- _What the task requires_
The data beneath this task has to be reprinted character for character.

[[ Task inputs, beginning ]]

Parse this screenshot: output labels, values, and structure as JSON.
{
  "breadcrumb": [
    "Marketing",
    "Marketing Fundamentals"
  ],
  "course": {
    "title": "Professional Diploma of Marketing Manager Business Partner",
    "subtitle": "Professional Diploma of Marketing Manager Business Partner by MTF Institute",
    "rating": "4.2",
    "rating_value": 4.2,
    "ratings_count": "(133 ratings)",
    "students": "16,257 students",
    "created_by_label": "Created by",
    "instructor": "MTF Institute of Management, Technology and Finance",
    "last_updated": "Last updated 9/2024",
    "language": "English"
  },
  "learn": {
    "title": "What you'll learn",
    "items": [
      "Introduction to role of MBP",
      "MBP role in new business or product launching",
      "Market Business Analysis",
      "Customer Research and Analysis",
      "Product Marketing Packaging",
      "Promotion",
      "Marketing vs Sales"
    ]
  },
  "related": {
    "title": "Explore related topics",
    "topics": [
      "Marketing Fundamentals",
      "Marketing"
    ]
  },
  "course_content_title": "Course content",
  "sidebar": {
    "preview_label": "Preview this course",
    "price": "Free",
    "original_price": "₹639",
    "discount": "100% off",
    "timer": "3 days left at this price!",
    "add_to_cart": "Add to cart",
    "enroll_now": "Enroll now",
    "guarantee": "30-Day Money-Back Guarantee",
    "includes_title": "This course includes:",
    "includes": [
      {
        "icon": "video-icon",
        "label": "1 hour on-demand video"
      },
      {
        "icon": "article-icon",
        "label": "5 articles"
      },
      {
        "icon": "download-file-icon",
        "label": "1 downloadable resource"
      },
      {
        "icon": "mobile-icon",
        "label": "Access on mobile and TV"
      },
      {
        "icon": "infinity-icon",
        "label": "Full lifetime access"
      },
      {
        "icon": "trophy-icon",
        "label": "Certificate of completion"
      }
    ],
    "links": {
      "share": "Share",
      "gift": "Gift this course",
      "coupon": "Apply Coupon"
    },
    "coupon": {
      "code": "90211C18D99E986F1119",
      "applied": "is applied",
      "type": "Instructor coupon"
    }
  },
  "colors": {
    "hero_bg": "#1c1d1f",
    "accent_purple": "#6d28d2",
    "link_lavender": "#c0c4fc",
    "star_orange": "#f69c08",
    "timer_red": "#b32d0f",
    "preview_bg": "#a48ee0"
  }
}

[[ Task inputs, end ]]

- _Written response_
Parse this screenshot: output labels, values, and structure as JSON.
{
  "breadcrumb": [
    "Marketing",
    "Marketing Fundamentals"
  ],
  "course": {
    "title": "Professional Diploma of Marketing Manager Business Partner",
    "subtitle": "Professional Diploma of Marketing Manager Business Partner by MTF Institute",
    "rating": "4.2",
    "rating_value": 4.2,
    "ratings_count": "(133 ratings)",
    "students": "16,257 students",
    "created_by_label": "Created by",
    "instructor": "MTF Institute of Management, Technology and Finance",
    "last_updated": "Last updated 9/2024",
    "language": "English"
  },
  "learn": {
    "title": "What you'll learn",
    "items": [
      "Introduction to role of MBP",
      "MBP role in new business or product launching",
      "Market Business Analysis",
      "Customer Research and Analysis",
      "Product Marketing Packaging",
      "Promotion",
      "Marketing vs Sales"
    ]
  },
  "related": {
    "title": "Explore related topics",
    "topics": [
      "Marketing Fundamentals",
      "Marketing"
    ]
  },
  "course_content_title": "Course content",
  "sidebar": {
    "preview_label": "Preview this course",
    "price": "Free",
    "original_price": "₹639",
    "discount": "100% off",
    "timer": "3 days left at this price!",
    "add_to_cart": "Add to cart",
    "enroll_now": "Enroll now",
    "guarantee": "30-Day Money-Back Guarantee",
    "includes_title": "This course includes:",
    "includes": [
      {
        "icon": "video-icon",
        "label": "1 hour on-demand video"
      },
      {
        "icon": "article-icon",
        "label": "5 articles"
      },
      {
        "icon": "download-file-icon",
        "label": "1 downloadable resource"
      },
      {
        "icon": "mobile-icon",
        "label": "Access on mobile and TV"
      },
      {
        "icon": "infinity-icon",
        "label": "Full lifetime access"
      },
      {
        "icon": "trophy-icon",
        "label": "Certificate of completion"
      }
    ],
    "links": {
      "share": "Share",
      "gift": "Gift this course",
      "coupon": "Apply Coupon"
    },
    "coupon": {
      "code": "90211C18D99E986F1119",
      "applied": "is applied",
      "type": "Instructor coupon"
    }
  },
  "colors": {
    "hero_bg": "#1c1d1f",
    "accent_purple": "#6d28d2",
    "link_lavender": "#c0c4fc",
    "star_orange": "#f69c08",
    "timer_red": "#b32d0f",
    "preview_bg": "#a48ee0"
  }
}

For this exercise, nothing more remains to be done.